*WHAT TO WORK ON:* Where a line contains the word "Olex", copy that line from the records below.

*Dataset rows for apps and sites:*
┌────────
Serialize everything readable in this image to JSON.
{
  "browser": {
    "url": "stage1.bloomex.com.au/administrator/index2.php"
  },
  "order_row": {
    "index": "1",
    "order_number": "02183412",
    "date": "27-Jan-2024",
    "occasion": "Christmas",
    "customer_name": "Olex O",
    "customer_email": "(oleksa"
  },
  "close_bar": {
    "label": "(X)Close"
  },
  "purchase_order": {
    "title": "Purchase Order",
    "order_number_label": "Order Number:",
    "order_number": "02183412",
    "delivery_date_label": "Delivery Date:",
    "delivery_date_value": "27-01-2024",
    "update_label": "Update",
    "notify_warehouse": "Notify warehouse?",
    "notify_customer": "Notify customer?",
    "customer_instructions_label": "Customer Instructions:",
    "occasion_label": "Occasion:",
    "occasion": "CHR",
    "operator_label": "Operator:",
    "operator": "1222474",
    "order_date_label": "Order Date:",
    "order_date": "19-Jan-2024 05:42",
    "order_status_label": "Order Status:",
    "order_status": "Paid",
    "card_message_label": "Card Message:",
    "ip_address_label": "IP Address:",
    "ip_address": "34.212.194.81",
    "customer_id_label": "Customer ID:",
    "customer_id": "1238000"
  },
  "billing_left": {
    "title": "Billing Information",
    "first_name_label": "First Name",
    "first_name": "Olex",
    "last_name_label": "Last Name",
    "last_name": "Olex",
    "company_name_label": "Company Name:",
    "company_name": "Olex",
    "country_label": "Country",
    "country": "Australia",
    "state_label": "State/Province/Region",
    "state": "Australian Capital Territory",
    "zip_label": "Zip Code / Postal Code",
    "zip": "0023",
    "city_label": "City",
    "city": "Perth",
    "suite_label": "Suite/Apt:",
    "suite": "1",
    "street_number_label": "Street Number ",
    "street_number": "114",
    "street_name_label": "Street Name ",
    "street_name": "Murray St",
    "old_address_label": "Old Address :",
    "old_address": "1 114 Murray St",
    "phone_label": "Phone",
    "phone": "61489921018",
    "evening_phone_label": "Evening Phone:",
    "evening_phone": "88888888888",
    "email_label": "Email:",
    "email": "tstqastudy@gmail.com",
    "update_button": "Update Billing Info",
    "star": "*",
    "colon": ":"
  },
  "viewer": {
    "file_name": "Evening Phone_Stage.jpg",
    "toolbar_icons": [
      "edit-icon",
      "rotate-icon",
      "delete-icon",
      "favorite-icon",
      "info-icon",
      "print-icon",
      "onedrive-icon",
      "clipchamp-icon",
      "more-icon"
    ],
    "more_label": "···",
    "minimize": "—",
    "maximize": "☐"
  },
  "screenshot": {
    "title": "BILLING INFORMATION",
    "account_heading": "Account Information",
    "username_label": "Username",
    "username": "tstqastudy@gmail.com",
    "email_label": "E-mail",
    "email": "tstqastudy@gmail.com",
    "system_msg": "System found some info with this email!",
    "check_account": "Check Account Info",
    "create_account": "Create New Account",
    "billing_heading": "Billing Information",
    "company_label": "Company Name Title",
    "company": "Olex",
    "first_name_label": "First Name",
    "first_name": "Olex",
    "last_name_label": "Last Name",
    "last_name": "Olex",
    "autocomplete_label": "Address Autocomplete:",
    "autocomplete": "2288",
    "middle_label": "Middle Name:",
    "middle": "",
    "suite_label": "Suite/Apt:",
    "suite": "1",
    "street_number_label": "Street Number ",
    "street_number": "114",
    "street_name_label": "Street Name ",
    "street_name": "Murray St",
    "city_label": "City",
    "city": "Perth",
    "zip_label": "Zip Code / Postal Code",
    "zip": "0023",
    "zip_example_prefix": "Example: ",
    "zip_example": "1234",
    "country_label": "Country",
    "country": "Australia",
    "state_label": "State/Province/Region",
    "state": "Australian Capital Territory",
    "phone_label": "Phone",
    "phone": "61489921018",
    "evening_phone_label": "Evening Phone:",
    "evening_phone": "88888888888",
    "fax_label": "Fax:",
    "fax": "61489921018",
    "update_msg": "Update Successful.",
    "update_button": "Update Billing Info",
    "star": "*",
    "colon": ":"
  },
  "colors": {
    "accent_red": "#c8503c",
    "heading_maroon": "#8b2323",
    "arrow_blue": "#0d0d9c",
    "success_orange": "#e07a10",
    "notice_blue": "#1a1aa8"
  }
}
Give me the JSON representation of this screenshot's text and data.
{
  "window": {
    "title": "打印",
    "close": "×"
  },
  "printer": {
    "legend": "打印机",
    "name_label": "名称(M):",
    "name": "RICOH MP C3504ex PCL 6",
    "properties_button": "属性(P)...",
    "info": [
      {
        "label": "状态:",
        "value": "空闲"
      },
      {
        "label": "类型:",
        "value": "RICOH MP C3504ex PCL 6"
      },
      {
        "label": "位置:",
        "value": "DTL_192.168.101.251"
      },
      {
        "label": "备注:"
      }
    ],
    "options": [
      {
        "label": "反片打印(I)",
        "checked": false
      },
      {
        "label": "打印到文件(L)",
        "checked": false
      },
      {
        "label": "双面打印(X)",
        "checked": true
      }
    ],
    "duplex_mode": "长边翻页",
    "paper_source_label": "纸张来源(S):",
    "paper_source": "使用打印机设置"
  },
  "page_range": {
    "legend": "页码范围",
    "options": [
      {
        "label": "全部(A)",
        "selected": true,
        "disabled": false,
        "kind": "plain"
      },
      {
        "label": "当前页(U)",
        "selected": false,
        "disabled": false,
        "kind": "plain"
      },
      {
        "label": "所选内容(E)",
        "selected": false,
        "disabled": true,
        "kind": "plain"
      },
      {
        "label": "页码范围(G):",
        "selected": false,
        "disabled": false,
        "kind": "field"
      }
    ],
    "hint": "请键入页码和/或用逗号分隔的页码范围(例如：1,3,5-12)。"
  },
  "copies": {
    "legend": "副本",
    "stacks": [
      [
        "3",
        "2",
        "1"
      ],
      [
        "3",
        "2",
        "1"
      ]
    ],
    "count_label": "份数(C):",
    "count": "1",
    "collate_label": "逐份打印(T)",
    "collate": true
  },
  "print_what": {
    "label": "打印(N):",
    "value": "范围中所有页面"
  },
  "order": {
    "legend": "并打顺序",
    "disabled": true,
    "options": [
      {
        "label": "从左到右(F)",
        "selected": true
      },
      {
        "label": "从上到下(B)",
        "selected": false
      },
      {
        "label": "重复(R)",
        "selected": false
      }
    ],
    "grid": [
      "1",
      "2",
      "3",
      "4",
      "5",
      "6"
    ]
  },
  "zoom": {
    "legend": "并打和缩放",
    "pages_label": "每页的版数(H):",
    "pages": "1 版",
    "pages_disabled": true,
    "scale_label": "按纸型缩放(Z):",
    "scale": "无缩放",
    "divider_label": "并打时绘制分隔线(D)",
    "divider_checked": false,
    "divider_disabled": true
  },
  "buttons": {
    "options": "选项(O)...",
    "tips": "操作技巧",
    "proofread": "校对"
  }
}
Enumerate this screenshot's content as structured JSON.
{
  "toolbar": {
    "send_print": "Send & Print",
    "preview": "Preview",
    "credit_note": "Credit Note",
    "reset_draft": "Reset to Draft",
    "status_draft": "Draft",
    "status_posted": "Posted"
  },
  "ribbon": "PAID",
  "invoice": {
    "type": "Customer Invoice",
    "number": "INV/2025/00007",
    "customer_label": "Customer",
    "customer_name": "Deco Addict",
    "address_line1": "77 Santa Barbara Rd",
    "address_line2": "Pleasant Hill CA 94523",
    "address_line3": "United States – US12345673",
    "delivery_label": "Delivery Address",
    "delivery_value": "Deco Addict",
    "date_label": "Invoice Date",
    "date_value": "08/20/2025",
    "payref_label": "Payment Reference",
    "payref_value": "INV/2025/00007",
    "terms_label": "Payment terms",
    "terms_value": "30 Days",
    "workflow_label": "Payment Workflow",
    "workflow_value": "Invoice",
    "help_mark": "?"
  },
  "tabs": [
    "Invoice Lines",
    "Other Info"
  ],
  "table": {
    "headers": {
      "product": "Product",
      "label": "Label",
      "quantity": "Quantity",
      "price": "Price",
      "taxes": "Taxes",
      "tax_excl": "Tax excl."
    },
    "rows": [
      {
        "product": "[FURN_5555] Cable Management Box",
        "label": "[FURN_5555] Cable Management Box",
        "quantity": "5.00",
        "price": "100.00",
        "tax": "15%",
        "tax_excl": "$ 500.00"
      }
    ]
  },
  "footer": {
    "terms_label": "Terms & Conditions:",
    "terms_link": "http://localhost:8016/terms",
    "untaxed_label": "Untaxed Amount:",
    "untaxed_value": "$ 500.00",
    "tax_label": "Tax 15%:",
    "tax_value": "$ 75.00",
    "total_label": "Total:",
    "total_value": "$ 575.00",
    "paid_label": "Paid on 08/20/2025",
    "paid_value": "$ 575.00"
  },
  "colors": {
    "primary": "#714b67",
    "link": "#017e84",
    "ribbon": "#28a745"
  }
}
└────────
*EXERCISE SOLUTION:*
    "customer_name": "Olex O",
    "first_name": "Olex",
    "last_name": "Olex",
    "company_name": "Olex",
    "company": "Olex",
    "first_name": "Olex",
    "last_name": "Olex",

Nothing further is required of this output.